#### [PROBLEM STATEMENT]
Make a verbatim copy of all the records. Skip every image.

Source data
►

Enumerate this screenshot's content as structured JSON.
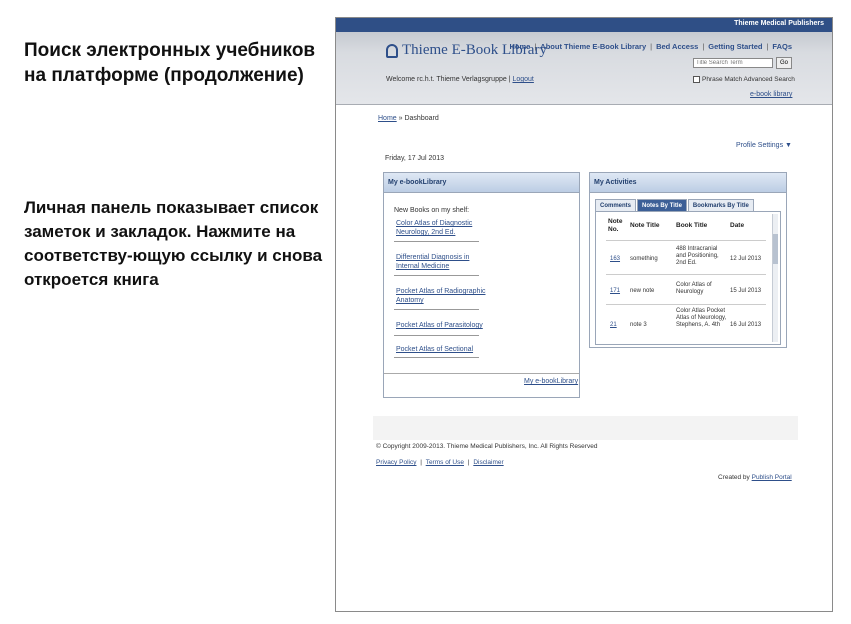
{
  "slide": {
    "title": "Поиск электронных учебников на платформе (продолжение)",
    "body": "Личная панель показывает список заметок и закладок. Нажмите на соответству-ющую ссылку и снова откроется книга"
  },
  "header": {
    "publisher": "Thieme Medical Publishers",
    "logo": "Thieme E-Book Library",
    "nav": [
      "Home",
      "About Thieme E-Book Library",
      "Bed Access",
      "Getting Started",
      "FAQs"
    ],
    "welcome": "Welcome rc.h.t. Thieme Verlagsgruppe",
    "logout": "Logout",
    "search_placeholder": "Title Search Term",
    "search_button": "Go",
    "advanced_search": "Phrase Match Advanced Search",
    "ebook_library_link": "e-book library"
  },
  "breadcrumb": {
    "home": "Home",
    "current": "Dashboard"
  },
  "profile_settings": "Profile Settings",
  "dateline": "Friday, 17 Jul 2013",
  "library_panel": {
    "title": "My e-bookLibrary",
    "subtitle": "New Books on my shelf:",
    "books": [
      "Color Atlas of Diagnostic Neurology, 2nd Ed.",
      "Differential Diagnosis in Internal Medicine",
      "Pocket Atlas of Radiographic Anatomy",
      "Pocket Atlas of Parasitology",
      "Pocket Atlas of Sectional"
    ],
    "my_library_link": "My e-bookLibrary"
  },
  "activities_panel": {
    "title": "My Activities",
    "tabs": [
      "Comments",
      "Notes By Title",
      "Bookmarks By Title"
    ],
    "active_tab": 1,
    "columns": [
      "Note No.",
      "Note Title",
      "Book Title",
      "Date"
    ],
    "rows": [
      {
        "no": "163",
        "note": "something",
        "book": "488 Intracranial and Positioning, 2nd Ed.",
        "date": "12 Jul 2013"
      },
      {
        "no": "171",
        "note": "new note",
        "book": "Color Atlas of Neurology",
        "date": "15 Jul 2013"
      },
      {
        "no": "21",
        "note": "note 3",
        "book": "Color Atlas Pocket Atlas of Neurology, Stephens, A. 4th",
        "date": "16 Jul 2013"
      }
    ]
  },
  "footer": {
    "copyright": "© Copyright 2009-2013. Thieme Medical Publishers, Inc. All Rights Reserved",
    "links": [
      "Privacy Policy",
      "Terms of Use",
      "Disclaimer"
    ],
    "created_by_label": "Created by",
    "created_by_link": "Publish Portal"
  }
}
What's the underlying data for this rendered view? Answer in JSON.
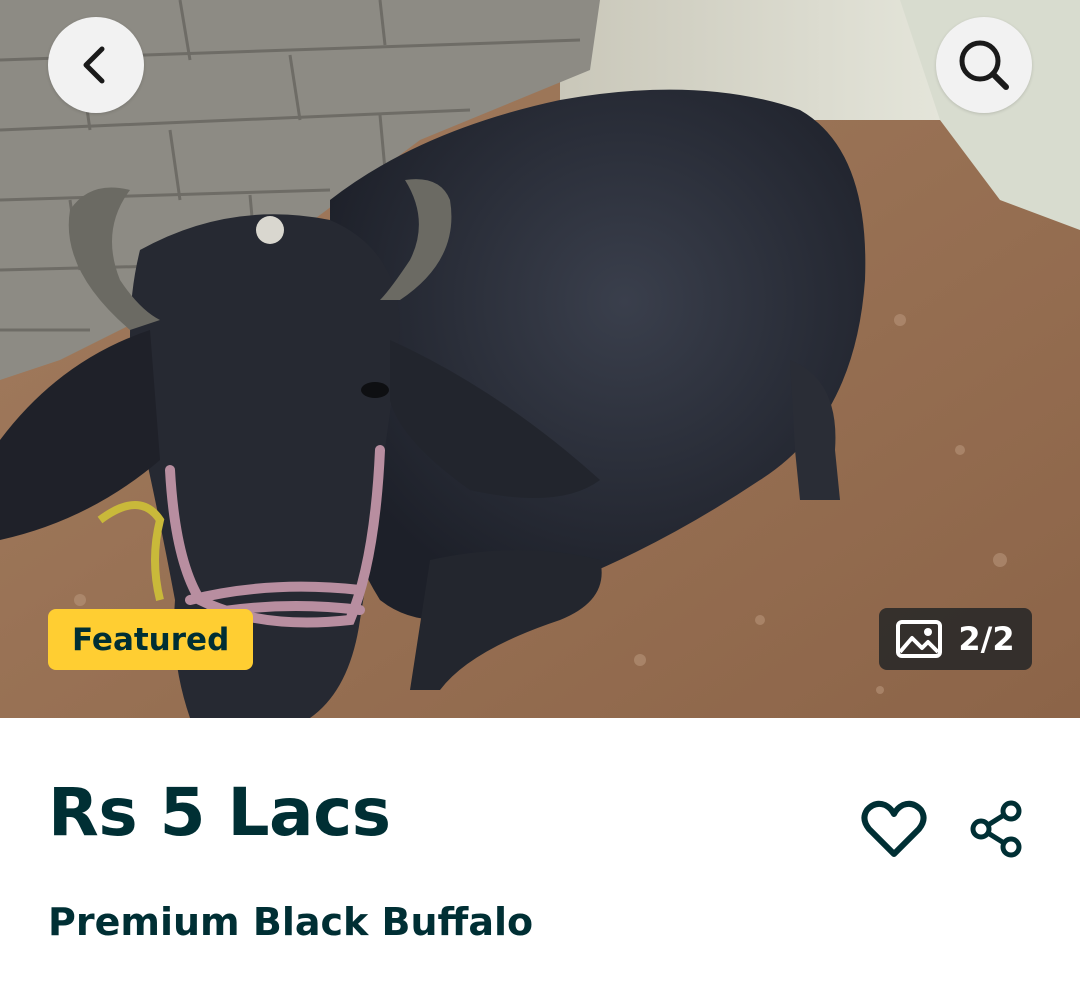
{
  "listing": {
    "badge": "Featured",
    "image_counter": "2/2",
    "price": "Rs 5 Lacs",
    "title": "Premium Black Buffalo"
  },
  "icons": {
    "back": "chevron-left-icon",
    "search": "search-icon",
    "gallery": "image-icon",
    "favorite": "heart-icon",
    "share": "share-icon"
  },
  "colors": {
    "text_primary": "#002f34",
    "badge_bg": "#ffce32"
  }
}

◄

#### [SOLUTION TO THIS PROBLEM]
Enumerate this screenshot's content as structured JSON.
{
  "slide": {
    "title": "Поиск электронных учебников на платформе (продолжение)",
    "body": "Личная панель показывает список заметок и закладок. Нажмите на соответству-ющую ссылку и снова откроется книга"
  },
  "header": {
    "publisher": "Thieme Medical Publishers",
    "logo": "Thieme E-Book Library",
    "nav": [
      "Home",
      "About Thieme E-Book Library",
      "Bed Access",
      "Getting Started",
      "FAQs"
    ],
    "welcome": "Welcome rc.h.t. Thieme Verlagsgruppe",
    "logout": "Logout",
    "search_placeholder": "Title Search Term",
    "search_button": "Go",
    "advanced_search": "Phrase Match Advanced Search",
    "ebook_library_link": "e-book library"
  },
  "breadcrumb": {
    "home": "Home",
    "current": "Dashboard"
  },
  "profile_settings": "Profile Settings",
  "dateline": "Friday, 17 Jul 2013",
  "library_panel": {
    "title": "My e-bookLibrary",
    "subtitle": "New Books on my shelf:",
    "books": [
      "Color Atlas of Diagnostic Neurology, 2nd Ed.",
      "Differential Diagnosis in Internal Medicine",
      "Pocket Atlas of Radiographic Anatomy",
      "Pocket Atlas of Parasitology",
      "Pocket Atlas of Sectional"
    ],
    "my_library_link": "My e-bookLibrary"
  },
  "activities_panel": {
    "title": "My Activities",
    "tabs": [
      "Comments",
      "Notes By Title",
      "Bookmarks By Title"
    ],
    "active_tab": 1,
    "columns": [
      "Note No.",
      "Note Title",
      "Book Title",
      "Date"
    ],
    "rows": [
      {
        "no": "163",
        "note": "something",
        "book": "488 Intracranial and Positioning, 2nd Ed.",
        "date": "12 Jul 2013"
      },
      {
        "no": "171",
        "note": "new note",
        "book": "Color Atlas of Neurology",
        "date": "15 Jul 2013"
      },
      {
        "no": "21",
        "note": "note 3",
        "book": "Color Atlas Pocket Atlas of Neurology, Stephens, A. 4th",
        "date": "16 Jul 2013"
      }
    ]
  },
  "footer": {
    "copyright": "© Copyright 2009-2013. Thieme Medical Publishers, Inc. All Rights Reserved",
    "links": [
      "Privacy Policy",
      "Terms of Use",
      "Disclaimer"
    ],
    "created_by_label": "Created by",
    "created_by_link": "Publish Portal"
  }
}
What's the underlying data for this rendered view? Answer in JSON.
{
  "listing": {
    "badge": "Featured",
    "image_counter": "2/2",
    "price": "Rs 5 Lacs",
    "title": "Premium Black Buffalo"
  },
  "icons": {
    "back": "chevron-left-icon",
    "search": "search-icon",
    "gallery": "image-icon",
    "favorite": "heart-icon",
    "share": "share-icon"
  },
  "colors": {
    "text_primary": "#002f34",
    "badge_bg": "#ffce32"
  }
}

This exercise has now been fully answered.